* Brief:
Which lines below contain "firstname"? Copy every one of them.

* Input for this task:
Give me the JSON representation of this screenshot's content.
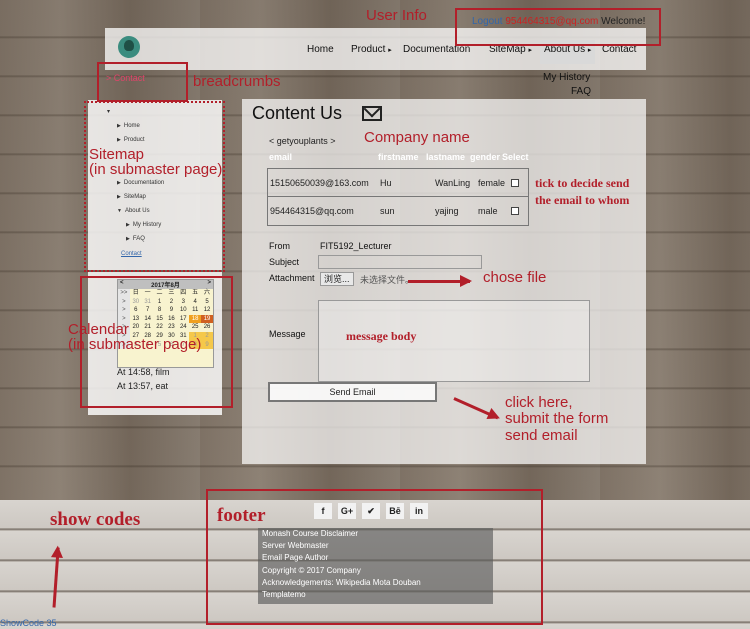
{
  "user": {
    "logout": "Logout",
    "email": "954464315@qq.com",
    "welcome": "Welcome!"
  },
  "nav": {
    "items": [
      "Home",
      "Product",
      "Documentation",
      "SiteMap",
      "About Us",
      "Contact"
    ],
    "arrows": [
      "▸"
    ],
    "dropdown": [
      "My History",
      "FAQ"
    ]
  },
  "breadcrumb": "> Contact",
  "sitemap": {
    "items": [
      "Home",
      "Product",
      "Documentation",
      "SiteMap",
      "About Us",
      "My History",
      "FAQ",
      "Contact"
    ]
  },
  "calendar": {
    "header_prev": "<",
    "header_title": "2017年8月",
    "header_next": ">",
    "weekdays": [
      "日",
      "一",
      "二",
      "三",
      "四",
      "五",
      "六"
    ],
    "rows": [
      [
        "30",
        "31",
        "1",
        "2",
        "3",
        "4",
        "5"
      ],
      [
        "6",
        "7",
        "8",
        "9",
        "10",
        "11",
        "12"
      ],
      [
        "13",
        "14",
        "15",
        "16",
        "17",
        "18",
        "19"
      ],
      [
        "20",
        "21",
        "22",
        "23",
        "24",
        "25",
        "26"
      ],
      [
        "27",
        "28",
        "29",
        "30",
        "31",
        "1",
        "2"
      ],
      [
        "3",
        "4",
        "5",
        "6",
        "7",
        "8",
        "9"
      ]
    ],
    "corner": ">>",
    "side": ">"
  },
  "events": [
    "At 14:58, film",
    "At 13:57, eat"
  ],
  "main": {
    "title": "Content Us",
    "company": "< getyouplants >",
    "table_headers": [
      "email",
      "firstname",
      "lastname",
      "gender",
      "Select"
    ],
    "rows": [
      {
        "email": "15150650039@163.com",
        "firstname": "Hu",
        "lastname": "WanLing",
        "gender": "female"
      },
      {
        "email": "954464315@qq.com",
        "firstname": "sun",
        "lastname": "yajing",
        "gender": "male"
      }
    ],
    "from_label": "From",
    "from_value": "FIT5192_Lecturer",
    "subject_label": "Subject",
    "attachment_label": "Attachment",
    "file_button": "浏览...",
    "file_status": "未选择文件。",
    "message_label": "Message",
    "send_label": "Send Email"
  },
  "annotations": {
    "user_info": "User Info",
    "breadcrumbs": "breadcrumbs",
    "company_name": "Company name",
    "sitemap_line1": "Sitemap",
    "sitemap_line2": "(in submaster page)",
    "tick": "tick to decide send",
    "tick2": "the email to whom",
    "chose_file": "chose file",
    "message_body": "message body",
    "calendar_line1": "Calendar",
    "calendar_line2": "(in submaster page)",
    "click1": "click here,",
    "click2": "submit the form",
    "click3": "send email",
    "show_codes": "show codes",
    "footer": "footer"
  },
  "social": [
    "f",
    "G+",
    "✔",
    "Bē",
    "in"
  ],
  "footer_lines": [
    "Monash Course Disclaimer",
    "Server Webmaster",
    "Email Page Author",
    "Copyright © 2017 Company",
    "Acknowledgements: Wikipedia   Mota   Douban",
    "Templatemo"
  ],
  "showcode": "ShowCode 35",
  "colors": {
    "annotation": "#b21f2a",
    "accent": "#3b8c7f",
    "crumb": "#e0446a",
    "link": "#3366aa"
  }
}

* Answer to this task:
      "firstname",
        "firstname": "Hu",
        "firstname": "sun",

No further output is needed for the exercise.